First Look: Sony’s DCR-1P5 and DCR-1P7BT Camcorders

First Look: Sony’s DCR-1P5 and DCR-1P7BT Camcorders


Sony has two MicroMV-based camcorders coming out this month. The first, the DCR-1P5, retails for $1,299 and weighs in at only 12 ounces. The tiny size — it’s only slightly larger than a deck of cards — means it’s much more portable than any previous video camera. It includes a 10x optical zoom, Carl Zeiss lens, image stabilization, and a small but useable 2.5-inch color LCD screen, along with a viewfinder. We found that although small, the camera was easy to learn to use and simple to operate.

The image itself has 500 lines of resolution, and a 12 Mbps bit-rate. By comparison, MiniDV and Digital8 use a 25 Mbps bit-rate. Still, the images were quite good in our tests. However, even though it uses MPEG-2 compression — the same compression scheme DVDs and digital satellite systems like DirecTV use — the video is not necessarily compatible across different MPEG-2 systems. That means you’ll need to do conversion to, say, burn your own DVDs on one of the cool new DVD burners coming out from Pioneer, Philips, and others. Sony’s previous digital formats, DV and Digital8, used a compression scheme that operated on each frame of video independently, essentially treating each frame as a separate still image. MPEG-2, by contrast, works across 15 frames, retaining and compressing only the changed video information on frames 2 through 15.

The second new Sony camera, the DCR-1P7BT, adds Bluetooth connectivity and a Memory Stick slot. Compressed video or still images can be shot and stored onto a Memory Stick, Sony’s own flash memory format. The video stored onto the Memory Stick is much smaller, only 320×240. It’s stored in a format called MPEGMovie AD, which specifies 30 frames per second. About five minutes of video can be stored on an 8MB Memory Stick.

The Bluetooth connection lets you transfer video or still images to the Sony’s ImageStation photo-sharing site via a special POTS-to-Bluetooth adapter or a Bluetooth-enabled cellphone. The camera also includes a Web browser and email client, which let you attach video and audio to email messages. It’s an interesting feature, but the small screen size, coupled with slow phone-line or cellular connectivity, make it more of an oddity than a utility.

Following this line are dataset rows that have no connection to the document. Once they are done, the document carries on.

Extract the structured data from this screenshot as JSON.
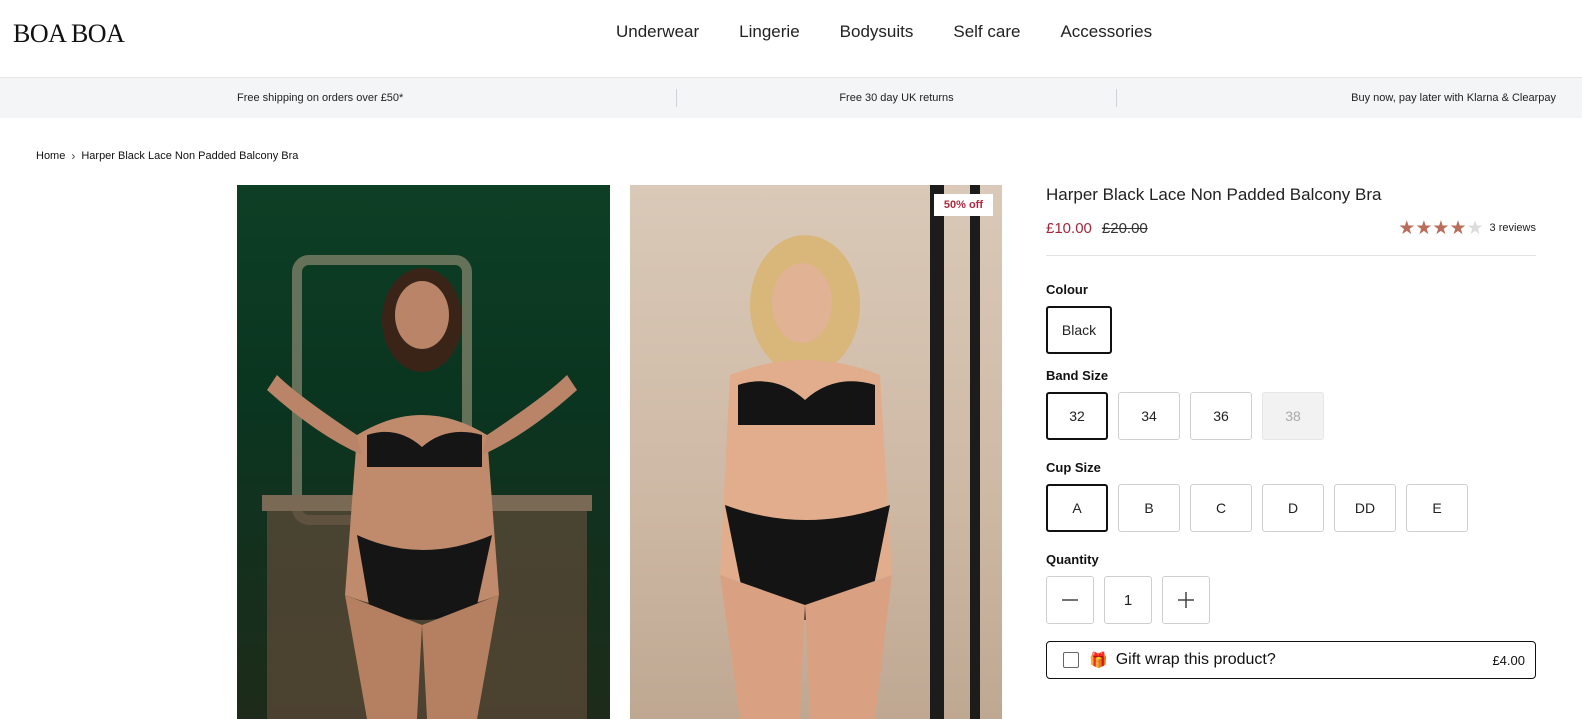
{
  "header": {
    "logo": "BOA BOA",
    "nav": [
      "Underwear",
      "Lingerie",
      "Bodysuits",
      "Self care",
      "Accessories"
    ]
  },
  "promo": [
    "Free shipping on orders over £50*",
    "Free 30 day UK returns",
    "Buy now, pay later with Klarna & Clearpay"
  ],
  "breadcrumb": {
    "home": "Home",
    "current": "Harper Black Lace Non Padded Balcony Bra"
  },
  "gallery": {
    "badge": "50% off"
  },
  "product": {
    "title": "Harper Black Lace Non Padded Balcony Bra",
    "price": "£10.00",
    "compare_price": "£20.00",
    "rating": 4,
    "rating_max": 5,
    "reviews": "3 reviews",
    "colour_label": "Colour",
    "colours": [
      "Black"
    ],
    "band_label": "Band Size",
    "bands": [
      "32",
      "34",
      "36",
      "38"
    ],
    "cup_label": "Cup Size",
    "cups": [
      "A",
      "B",
      "C",
      "D",
      "DD",
      "E"
    ],
    "quantity_label": "Quantity",
    "quantity": "1",
    "gift_label": "Gift wrap this product?",
    "gift_price": "£4.00"
  },
  "colors": {
    "accent": "#a3283c",
    "star": "#b96d5b"
  }
}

Moving video around and editing it are the big shortfalls of Sony’s new camera. Although equipped with an i.Link (aka FireWire, 1394) port and USB, you’ll need to load a special driver onto your PC to grab the video because the camera uses Sony’s own hybrid MPEG-2 video compression. Only Sony’s bundled video-editing software, MovieShaker, knows how to operate the video. If you want to use Adobe Premier, Vegas Video, or other PC-based editing software, you’ll first have to save the video in the DV format — which will result in additional lost picture information due to compression incompatibility.